All lines in the entries below that hold "JSON" make up the answer.

# Data records for software interfaces
——————

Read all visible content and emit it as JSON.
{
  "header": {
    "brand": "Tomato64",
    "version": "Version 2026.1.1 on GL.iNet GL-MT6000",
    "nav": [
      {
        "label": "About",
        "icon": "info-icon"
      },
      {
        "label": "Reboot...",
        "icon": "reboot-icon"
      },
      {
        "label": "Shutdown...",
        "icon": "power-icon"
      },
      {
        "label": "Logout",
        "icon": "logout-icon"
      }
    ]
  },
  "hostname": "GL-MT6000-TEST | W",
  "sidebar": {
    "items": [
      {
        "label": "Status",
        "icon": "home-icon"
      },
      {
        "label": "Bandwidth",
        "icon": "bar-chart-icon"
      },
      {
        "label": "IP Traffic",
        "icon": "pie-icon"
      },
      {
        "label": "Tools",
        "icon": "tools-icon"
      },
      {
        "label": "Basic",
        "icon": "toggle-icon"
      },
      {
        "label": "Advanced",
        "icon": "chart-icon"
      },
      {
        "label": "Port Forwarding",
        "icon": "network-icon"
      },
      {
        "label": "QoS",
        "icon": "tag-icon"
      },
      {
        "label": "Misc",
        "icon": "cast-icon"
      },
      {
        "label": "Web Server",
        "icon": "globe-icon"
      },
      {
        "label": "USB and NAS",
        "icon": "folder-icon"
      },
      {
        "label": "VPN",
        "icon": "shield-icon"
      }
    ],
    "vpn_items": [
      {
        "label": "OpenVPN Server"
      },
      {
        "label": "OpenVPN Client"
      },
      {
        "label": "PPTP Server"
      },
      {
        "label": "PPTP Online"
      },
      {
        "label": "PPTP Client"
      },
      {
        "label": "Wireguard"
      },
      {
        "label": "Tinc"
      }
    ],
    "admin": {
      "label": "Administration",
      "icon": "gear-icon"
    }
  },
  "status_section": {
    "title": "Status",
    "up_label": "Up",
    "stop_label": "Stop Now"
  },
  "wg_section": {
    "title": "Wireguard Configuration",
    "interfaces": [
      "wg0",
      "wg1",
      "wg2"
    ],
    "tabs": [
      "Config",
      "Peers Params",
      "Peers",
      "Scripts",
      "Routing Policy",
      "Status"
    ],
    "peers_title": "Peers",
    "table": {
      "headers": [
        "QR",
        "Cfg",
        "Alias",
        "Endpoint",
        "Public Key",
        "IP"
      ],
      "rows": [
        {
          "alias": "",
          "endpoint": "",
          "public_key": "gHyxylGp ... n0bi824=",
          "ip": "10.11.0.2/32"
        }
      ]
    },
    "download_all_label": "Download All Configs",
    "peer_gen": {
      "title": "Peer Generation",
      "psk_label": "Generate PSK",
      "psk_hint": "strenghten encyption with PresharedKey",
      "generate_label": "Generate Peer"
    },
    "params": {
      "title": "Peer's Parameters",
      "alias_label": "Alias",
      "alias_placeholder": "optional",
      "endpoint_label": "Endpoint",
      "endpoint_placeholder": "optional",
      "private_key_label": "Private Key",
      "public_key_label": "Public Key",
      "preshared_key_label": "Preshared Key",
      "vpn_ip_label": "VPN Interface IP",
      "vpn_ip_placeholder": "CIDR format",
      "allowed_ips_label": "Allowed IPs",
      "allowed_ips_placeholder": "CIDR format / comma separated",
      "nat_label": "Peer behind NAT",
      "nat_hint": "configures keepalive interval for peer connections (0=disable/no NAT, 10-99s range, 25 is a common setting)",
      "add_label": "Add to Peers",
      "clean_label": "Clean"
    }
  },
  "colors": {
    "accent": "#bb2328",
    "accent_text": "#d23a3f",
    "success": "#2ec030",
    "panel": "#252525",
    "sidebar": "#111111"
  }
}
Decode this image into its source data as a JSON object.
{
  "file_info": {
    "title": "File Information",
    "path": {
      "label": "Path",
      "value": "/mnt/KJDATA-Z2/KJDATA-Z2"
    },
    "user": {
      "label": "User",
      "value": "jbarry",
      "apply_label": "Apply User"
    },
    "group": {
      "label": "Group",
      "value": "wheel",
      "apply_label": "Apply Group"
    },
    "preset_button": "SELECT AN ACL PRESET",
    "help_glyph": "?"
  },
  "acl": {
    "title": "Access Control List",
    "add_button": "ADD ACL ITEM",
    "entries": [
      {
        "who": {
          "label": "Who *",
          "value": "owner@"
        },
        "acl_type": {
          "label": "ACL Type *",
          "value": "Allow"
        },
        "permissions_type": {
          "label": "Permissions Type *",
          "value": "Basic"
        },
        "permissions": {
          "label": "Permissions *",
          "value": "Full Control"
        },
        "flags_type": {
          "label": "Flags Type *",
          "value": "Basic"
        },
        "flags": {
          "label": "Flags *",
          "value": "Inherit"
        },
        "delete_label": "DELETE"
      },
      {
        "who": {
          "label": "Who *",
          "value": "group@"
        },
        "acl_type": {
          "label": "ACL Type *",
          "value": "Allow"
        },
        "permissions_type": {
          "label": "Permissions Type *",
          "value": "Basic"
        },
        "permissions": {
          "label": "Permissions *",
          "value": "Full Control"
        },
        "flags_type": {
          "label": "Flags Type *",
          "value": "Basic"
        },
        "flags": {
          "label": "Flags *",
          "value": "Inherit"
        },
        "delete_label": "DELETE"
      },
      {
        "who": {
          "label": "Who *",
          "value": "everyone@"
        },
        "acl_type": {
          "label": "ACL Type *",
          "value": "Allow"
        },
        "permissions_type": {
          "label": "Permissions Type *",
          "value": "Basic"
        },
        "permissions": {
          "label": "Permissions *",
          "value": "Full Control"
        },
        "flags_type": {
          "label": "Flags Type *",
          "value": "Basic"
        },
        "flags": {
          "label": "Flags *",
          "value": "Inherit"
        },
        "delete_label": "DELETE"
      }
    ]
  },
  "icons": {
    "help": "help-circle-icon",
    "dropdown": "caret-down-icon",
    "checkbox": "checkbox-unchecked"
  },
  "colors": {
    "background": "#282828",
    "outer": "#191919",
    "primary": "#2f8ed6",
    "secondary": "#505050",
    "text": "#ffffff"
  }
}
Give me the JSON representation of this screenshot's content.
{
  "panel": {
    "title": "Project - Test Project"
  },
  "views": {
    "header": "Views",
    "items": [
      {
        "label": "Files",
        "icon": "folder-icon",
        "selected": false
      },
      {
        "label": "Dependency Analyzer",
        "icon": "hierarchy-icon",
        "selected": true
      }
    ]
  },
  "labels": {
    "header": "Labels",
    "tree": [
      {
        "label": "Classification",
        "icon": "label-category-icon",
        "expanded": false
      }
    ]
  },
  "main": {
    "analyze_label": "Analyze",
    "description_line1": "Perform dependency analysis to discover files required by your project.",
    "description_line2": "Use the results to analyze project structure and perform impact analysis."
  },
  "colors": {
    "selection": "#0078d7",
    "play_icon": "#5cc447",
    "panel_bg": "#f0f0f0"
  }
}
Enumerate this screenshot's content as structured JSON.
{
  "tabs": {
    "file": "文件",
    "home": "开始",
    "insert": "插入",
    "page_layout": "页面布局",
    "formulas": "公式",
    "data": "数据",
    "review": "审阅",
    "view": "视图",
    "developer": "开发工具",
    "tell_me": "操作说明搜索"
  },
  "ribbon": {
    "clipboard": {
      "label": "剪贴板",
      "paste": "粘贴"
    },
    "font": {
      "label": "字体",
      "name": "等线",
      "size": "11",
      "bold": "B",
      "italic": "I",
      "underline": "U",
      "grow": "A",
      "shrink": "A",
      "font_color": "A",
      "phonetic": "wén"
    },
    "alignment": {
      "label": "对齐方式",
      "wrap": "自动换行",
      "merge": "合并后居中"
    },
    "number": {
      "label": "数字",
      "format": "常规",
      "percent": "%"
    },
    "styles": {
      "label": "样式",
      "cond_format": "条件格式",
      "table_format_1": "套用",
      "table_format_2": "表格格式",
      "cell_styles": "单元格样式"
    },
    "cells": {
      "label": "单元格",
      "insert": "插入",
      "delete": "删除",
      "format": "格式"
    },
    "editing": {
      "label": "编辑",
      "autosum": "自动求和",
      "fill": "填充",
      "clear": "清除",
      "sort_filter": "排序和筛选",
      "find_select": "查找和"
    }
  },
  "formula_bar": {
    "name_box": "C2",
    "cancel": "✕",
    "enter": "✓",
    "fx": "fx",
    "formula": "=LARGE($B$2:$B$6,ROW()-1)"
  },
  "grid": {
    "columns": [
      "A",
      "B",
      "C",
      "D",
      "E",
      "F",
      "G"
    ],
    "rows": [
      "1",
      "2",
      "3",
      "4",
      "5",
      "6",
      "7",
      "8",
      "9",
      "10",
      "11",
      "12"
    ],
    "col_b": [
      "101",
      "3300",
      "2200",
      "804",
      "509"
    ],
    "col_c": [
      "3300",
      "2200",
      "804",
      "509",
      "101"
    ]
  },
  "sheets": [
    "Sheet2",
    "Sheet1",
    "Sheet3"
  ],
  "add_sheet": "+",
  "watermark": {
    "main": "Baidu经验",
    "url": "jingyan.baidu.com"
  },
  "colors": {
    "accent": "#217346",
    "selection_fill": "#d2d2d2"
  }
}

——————

# Response to the task
Read all visible content and emit it as JSON.
Decode this image into its source data as a JSON object.
Give me the JSON representation of this screenshot's content.
Enumerate this screenshot's content as structured JSON.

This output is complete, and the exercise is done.